My fourth day out from San Francisco was a relaxing ride north from Bend, Oregon to the Columbia River Gorge, then cruising along a stretch of the Historic Columbia River Highway from the Dalles and into the Portland area. I had a chance to stay overnight with friends and catch up, then I was off to the Seattle area. This time around, I spent a couple of days with friends checking out the local sights both on the Olympic Peninsula and within the Seattle metro area proper. Riding in this area is fantastic. The back roads on the Olympic Peninsula consist mainly of rolling, forested hills while Seattle is a very interesting urban area to ride around in. Highlights:
San Francisco, CA to Eureka, CA
Eureka, CA to Bend, OR
Bend, OR to Portland, OR
Portland, OR to Seattle, WA
3rd Leg: Seattle, WA to Minneapolis, MN -- 1,730 miles (2,780 km)
The day before I started out, I was pretty sure I would be cutting it a bit close if I went ahead and tried for the Lolo Pass, but the more I looked at the route, and more I felt that I just couldn't stay away.
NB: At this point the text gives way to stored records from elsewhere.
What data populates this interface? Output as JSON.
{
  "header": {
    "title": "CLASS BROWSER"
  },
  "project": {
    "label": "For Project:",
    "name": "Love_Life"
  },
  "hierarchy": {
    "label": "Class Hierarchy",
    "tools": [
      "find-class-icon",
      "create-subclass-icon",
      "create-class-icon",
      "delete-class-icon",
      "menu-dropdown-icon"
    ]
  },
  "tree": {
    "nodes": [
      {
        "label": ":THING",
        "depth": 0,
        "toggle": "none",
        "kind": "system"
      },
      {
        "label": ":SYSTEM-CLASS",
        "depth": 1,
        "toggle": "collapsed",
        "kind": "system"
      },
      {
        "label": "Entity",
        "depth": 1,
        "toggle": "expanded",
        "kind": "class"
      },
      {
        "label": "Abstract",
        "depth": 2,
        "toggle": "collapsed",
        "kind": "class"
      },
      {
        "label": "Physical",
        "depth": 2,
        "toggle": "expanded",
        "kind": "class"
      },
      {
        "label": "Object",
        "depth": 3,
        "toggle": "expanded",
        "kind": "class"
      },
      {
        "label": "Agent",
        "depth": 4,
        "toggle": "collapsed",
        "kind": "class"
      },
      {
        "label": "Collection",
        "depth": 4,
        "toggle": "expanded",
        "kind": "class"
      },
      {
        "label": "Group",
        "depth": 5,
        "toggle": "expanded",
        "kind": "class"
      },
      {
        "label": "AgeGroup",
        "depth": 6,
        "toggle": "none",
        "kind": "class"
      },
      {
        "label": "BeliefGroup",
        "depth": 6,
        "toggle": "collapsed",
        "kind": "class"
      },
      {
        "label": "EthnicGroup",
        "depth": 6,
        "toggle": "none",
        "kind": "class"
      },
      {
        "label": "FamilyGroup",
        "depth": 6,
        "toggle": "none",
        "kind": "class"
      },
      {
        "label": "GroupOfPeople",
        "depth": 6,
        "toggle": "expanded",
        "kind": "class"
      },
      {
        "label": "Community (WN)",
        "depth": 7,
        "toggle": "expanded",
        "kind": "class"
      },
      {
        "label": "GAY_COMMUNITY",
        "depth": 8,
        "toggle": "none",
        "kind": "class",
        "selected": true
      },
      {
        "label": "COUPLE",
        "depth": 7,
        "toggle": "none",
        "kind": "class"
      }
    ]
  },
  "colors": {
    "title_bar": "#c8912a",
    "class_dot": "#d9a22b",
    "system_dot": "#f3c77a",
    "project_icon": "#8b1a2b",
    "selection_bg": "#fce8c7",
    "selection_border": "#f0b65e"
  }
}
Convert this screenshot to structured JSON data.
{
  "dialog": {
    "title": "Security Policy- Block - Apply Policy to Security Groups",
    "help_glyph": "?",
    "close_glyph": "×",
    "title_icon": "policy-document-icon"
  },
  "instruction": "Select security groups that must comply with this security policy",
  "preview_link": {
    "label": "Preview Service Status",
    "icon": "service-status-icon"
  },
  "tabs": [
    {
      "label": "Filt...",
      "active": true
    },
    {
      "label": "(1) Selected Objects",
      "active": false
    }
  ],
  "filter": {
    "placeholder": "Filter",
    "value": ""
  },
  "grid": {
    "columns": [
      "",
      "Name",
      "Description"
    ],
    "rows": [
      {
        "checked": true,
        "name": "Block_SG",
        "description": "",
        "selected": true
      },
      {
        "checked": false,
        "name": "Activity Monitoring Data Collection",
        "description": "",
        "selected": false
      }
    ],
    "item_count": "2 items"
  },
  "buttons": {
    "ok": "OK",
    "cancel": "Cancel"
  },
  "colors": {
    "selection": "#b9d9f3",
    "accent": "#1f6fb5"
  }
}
I had a very cold 54ºF (12°C) start to the day, but it was over 100ºF (38°C) by the time I made it to the Idaho entrance of the Nez Perce Forest and the Northwest Passage Scenic Byway. The detour added about two hours and 100 miles to my ride, but it was worth it. The scenery through the canyons and over the Continental Divide into Helena, Montana is spectacular. My second-to-last day on the road was set to be a fast one; Montana is (in)famous for its relaxed approach to speed limits. I still wanted to avoid the Interstate and visit a few historical markers, so I started the day heading north to Great Falls, Montana before turning east for the long ride to Bismark, North Dakota. I was very thankful that I did. The canyons along I-5 as it follows the Missouri River between Helena and Great Falls were spectacular. My route from Great Falls east to the Glendive junction with I-94 turned out to be a perfect, nearly-deserted ribbon of two-lane blacktop slicing through 350 miles of rolling hills and open prairie. This was my last detour or highway change. From Glendive, I-94 would take me to my last overnight in Bismarck, North Dakota, then home the next day.
The 400-mile ride from Bismarck to Minneapolis felt as though it took much less time than it seemed. Each of my planned days to and from the coast had meant putting down a minimum of 600 every day. With my customary morning departure time, I was back home by the middle of the afternoon on the final day of the trip. Pulling into the garage and walking into the house was almost anticlimactic after such an epic adventure.
County Roads 200 & 200S (Grass Range, MT to Glendive, MT)